Fifty Shades of Grey: Book One of the Fifty Shades Trilogy

Image of Fifty Shades Of Grey: Book One of the Fifty Shades Trilogy (Fifty Shades of Grey Series, 1)
Release Date: 
April 3, 2012
Reviewed by: 

 Viking, December 2009 Science fiction abhors a Utopia the way nature abhors a vacuum. When the two meet, something has to be done to undo one of them. It’s one of those rules that shows up over and over again, in both print and visual scifi. Shades of Grey proves the rule. Complex and detailed, set somewhere around seven hundred years after The Something That Happened (which is never really clarified though the shape of it is eventually hinted at) Shades of Grey tells the tale of what remains of the world, which is organized into a Colortocracy.  Everyone is assigned a color in their twentieth year after they’ve undergone a test to see what colors they can see—because there’s no one left who can see all the colors of the natural spectrum equally. Full color is achieved through the expensive use of glaringly bright synthetic color that, somehow, everyone can see, and the synthetic color comes from mining the remains of the Previous to gather “scrap color” and recycle it. A town’s wealth is earned through its collection and sorting of scrap color. People of similar colors have formed enclaves where they seek to improve the purity of their shade by arranging marriages between those who can help their children achieve more of whichever color they have, and each color is known for certain traits: Greys, who see less than 50% of any color forming the basis of the work force at the bottom of the spectrum, and each color above that being better than the one before, with Purples being at the top and unimpeachable. The book is part satire on politics, part post-post-Apocalypse, and part Utopian / Antiutopian discussion: Society is governed by a massively long series of Rules which give everyone strict confines in which to live, carefully removing more and more distractions in the name of maintaining the Stasis that allows the society to thrive. The people grow up knowing they shouldn’t question the rules, even weird ones like the one forbidding the creation of new spoons, and eventually, everyone does exactly as they’re told. Innovation is considered taboo. Enter Eddie Russett, who’s sent out to a town on the edge of civilization with his father because he’s in need of humility. His father is filling in for a dead Swatchman—a sort of color-wielding doctor— in a down called East Carmine. Out here, far from the center of their world, they find that people are rougher and the Rules are more flexible, which, of course, causes trouble, but most of it is caused by a single incident witnessed in Vermilion on the way in: Eddie and his father witness a man, who is buying paint, drop dead of the Mildew—a virulent plague they all fear that hasn’t been seen in that region in years. All of his father’s skills can’t help the man because he’s faked his color, wearing the unquestionable spot of a Purple to cover up his identity—something unthinkable in a world where no one is supposed to question his or her place. Eddie’s curiosity leads him to harsh truths about his civilization that prove that no Utopia is as real or as perfect as it seems, and he becomes a linchpin in the struggle to prove it. The book is as vibrant as the synthetic shades it constantly describes, and is frequently just plain weird. The backdrop of the story is full of leftover technology they can’t explain or understand in their current framework, the constant threat of lightning strikes and attacks by giant swans, the strangeness of unquestioning obedience to a system we have to figure out as we go, and the ever-thickening plot that undermines everything the first half of the story defines.

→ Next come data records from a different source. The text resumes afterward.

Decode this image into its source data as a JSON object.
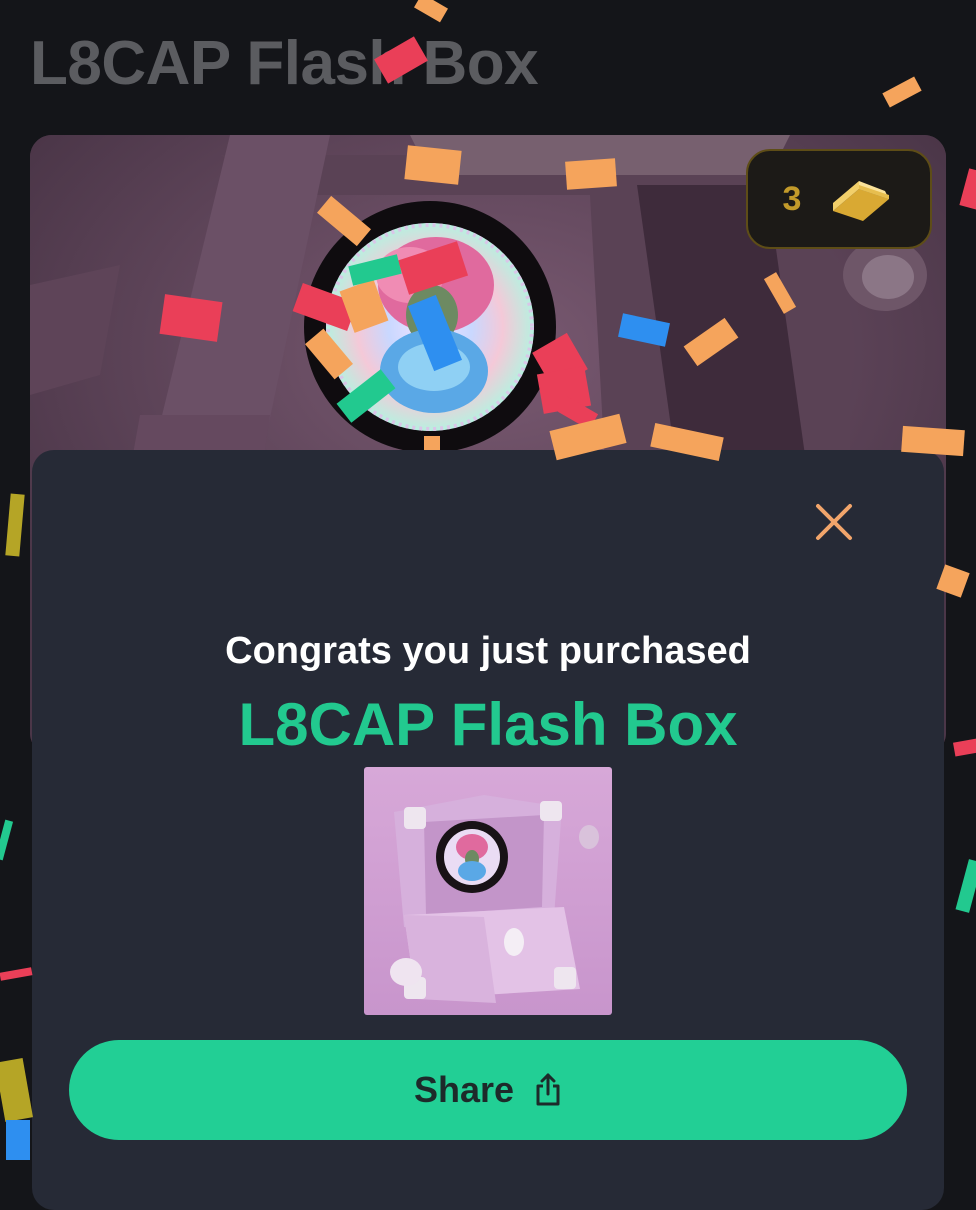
{
  "page": {
    "title": "L8CAP Flash Box"
  },
  "balance": {
    "count": "3",
    "icon": "gold-bar-icon"
  },
  "modal": {
    "congrats_text": "Congrats you just purchased",
    "product_name": "L8CAP Flash Box",
    "close_icon": "close-icon",
    "share_label": "Share",
    "share_icon": "share-icon"
  },
  "colors": {
    "background": "#141519",
    "modal": "#262a36",
    "accent": "#22cf95",
    "close": "#f2a56b",
    "gold": "#c29a2a"
  }
}
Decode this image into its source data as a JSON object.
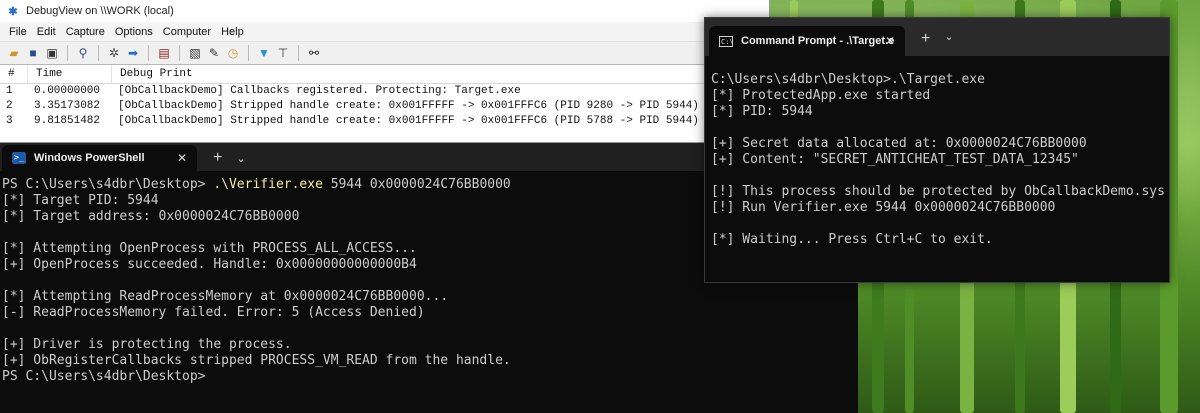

 It’s clever, fast-paced, intricate, and compelling, and manages to make the transition from a sort of light bildungsroman meant to get Eddie to fit better into his culture, to a dark and somewhat horrifying glimpse behind the scenes at what’s presented through most of the novel as a perfect society; and it makes that transition seamlessly. The point when Eddie realizes what’s actually going on in the world is as terrible for us as it is for him. And in the last third of the book everything he knows falls to pieces, breaking him down.
 My only complaint is that there should be more of the after-realization: That moment that changes the whole course of the story and how Eddie can function inside of it. This moment casts the whole previous story into a new light, and changes the expected ending into a sacrifice instead of the happily-ever-after that it seemed that it was heading toward . . . and then it’s just over, the sacrifice made, the characters changed, and the world going off into a different path. It would have been nice to see more of that path. If Jasper Fforde was trying to leave us wanting more, as they say every writer should, he accomplished it perfectly. The book is a treasure, something to devour and to savor, and it’s more than worth the time to do so. Reviewer Samantha Holloway is a freelance writer and editor, and is working on her first novel. Her most recent short story is in Fiction International’s FREAK issue and an upcoming anthology, and her academic work has appeared in The Essential Science Fiction Television Reader, and at various conferences.